It's also impossible for both jsfiddle or twitter to scan the code of each fiddle and determine if it's legitimate or an attack, so this looks like a good measure from Twitter.
What is surprising is how this was even allowed so far and still is in many social networks, as its such an obvious way to deliver exploits.
There are things they could do though - such as limiting the execution time of a fiddle to a couple of minutes, or limiting the size of the code, or blocking certain calls, and so on. Users are running code that's been saved to the JSFiddle server, so it's not unreasonable to suggest JSFiddle have some responsibility to their visitors. They could make it so the code runs fine if you're the owner or if you've explicitly said it's OK to take up more resources, but defaults to running with these limits if you've just browsed to a Fiddle from a link. They could block common mining scripts (which would only work against 'scriptkiddie' attacks rather than anything sophisticated, but whatever).

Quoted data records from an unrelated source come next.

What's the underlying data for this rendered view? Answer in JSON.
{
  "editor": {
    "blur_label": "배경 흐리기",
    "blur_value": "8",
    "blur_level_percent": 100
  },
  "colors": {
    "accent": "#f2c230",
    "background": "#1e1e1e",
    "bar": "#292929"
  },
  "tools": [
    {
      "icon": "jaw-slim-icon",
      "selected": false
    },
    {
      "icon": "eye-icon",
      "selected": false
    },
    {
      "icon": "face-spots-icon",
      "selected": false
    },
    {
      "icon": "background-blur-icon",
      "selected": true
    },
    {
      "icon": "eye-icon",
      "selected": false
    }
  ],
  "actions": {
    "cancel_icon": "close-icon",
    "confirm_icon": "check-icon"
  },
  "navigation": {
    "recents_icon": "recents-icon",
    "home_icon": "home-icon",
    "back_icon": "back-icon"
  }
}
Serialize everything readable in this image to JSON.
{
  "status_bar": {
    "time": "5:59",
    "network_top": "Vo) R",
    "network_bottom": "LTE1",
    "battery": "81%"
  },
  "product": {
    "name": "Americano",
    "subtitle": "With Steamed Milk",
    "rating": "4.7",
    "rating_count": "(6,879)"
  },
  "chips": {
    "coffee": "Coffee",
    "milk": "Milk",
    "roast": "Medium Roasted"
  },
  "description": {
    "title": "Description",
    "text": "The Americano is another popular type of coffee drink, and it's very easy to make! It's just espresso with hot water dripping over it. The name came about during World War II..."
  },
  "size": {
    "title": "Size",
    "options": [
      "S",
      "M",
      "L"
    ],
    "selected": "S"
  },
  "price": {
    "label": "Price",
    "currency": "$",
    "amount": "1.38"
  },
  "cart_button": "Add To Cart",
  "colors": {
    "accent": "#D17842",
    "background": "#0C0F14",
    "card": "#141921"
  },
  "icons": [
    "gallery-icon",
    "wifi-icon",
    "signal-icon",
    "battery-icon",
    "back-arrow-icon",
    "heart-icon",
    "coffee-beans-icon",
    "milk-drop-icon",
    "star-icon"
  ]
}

There are things the JSFiddle maintainers could do. They don't have to, and in their position I might not do anything either, but the cost of inaction in this case is Twitter blocking links to their site.
You do understand that they banned the malicious accounts and contacted Twitter, right? Them behaving responsibly is what caused this mess, not sure why you're implying they have no responsibility to their visitors...
I do not think so. If I insult another user on Hackernews, how is Ycombinator resposinble for that? I don‘t think platforms should be responsible for what their users do. That is a very slippery slope, leading to the horrendous way YouTube deals with copyright claims, Article 13, and similar censoring tools.
Your example is a difficult one because only the person who the derogatory comment is aimed at can decide whether or not they're insulted. Whether or not something is insulting is up to the person it's aimed at. The same goes for things like negative comments, stupid comments, copyright on a derivate work, etc. Whether those things are actually bad is a matter of opinion, and each party probably takes a different position. Consequently it's different situation, and not really relevant here.
A better analogy would be if I were to invent a piece of plain text malware and posted it in a Hackernews comment. Would YCombinator or HN have any responsibility to remove it, or should they just let it sit there? I contend that when something is actively harmful the publisher has a duty to protect visitors by removing the content or limiting it's impact. (And HN has some awesome moderators who do exactly that in very extreme cases, plus users here can flag things to hide them when there's a consensus, so it's not really like HN is completely free of 'censorship')
Plenty of people take the opposing view that platforms shouldn't get involved. There are two sides to most arguments. I'm slightly on the other side to your position.